Over on RA for All: Horror, I will be running at least 2 posts a week highlighting the work of the best women in horror. I am also partnering with Kirsten over at Monster Librarian who is my fellow woman in horror and libraries.  We are a small group so we need to stick together.  So please check out her blog, Musings of the Monster Librarian for more this month.

While most of the WiHM coverage will be on the horror blog all month, I wanted to start things off with the Monday Discussion here by asking everyone to think of their favorite Women in Horror.

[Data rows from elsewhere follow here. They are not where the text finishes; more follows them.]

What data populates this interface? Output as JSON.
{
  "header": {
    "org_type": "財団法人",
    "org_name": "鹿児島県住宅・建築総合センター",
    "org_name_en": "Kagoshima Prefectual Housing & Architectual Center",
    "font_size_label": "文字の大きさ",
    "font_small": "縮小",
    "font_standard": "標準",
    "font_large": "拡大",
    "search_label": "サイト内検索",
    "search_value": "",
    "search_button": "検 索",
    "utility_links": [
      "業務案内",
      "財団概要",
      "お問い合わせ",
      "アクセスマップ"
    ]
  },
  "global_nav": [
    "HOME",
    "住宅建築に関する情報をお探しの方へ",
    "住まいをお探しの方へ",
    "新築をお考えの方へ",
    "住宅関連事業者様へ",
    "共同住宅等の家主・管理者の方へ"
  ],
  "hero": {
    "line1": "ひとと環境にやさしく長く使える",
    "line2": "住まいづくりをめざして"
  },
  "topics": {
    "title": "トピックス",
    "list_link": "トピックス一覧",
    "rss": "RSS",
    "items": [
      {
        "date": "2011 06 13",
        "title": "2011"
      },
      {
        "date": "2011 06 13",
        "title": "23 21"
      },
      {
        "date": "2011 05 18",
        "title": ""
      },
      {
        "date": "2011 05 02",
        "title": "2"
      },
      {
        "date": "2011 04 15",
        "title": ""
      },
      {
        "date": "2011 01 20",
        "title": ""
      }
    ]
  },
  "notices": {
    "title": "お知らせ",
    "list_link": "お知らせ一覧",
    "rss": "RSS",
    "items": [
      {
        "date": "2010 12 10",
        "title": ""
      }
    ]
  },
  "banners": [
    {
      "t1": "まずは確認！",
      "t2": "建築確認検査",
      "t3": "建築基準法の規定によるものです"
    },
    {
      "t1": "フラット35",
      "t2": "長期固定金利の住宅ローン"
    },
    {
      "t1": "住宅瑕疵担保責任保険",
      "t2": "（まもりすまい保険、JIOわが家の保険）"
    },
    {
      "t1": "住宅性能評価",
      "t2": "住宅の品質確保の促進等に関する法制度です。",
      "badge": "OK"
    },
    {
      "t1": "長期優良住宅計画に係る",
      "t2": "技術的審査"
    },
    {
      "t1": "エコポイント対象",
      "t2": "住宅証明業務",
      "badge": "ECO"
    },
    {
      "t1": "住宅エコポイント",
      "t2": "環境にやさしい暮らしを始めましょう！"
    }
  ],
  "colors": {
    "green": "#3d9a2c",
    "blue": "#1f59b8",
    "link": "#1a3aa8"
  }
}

I'll go first:
  • I love, love, love the late Shirley Jackson.  I cannot gush enough about her skill at creating creepy, anxious stories and novels that meld psychological suspense and horror.  The Lottery is the best short story EVER! I am so glad that others have recognized her talent and influence and there is now a Shirley Jackson Award.
  • More recently, I am extremely proud of the work Lisa Morton has been doing.  I went out on a limb in my book by including her a s a rising star, and thankfully, she has proven me right.  She has won numerous Bram Stoker Awards and just recently launched a new series with Netherworld.  I will be featuring the book in a Halfway to Halloween Horror guest column in Library Journal this April, but in the meantime, Lisa has contributed a guest post for RA for All: Horror this month, and I will have a full review of the new book.
  • Did you know one of the best editors of today's horror short story writers is a woman? Jeani Rector runs The Horror Zine, and puts out an annual collection of the best work from the magazine.  I featured a past year's volume on RA for All Horror here.  This year, Jeani is on the long list for the Bram Stoker Awards.  She is also going to be contributing to WiHM with a guest post and I will have a review of the newest collection.
Check out the display I put up in our quick display area at the BPL too.

Now it's your turn.  For today's Monday Discussion, who's your favorite "Woman in Horror?" Let me know.

You can check out the official WiHM site for more on the female contributions to this fairly male dominated genre. And return to RA for All: Horror and The Musings of the Monster Librarian all month for more on WiHM and how it relates to your work in libraries.

And, click here for past Monday Discussions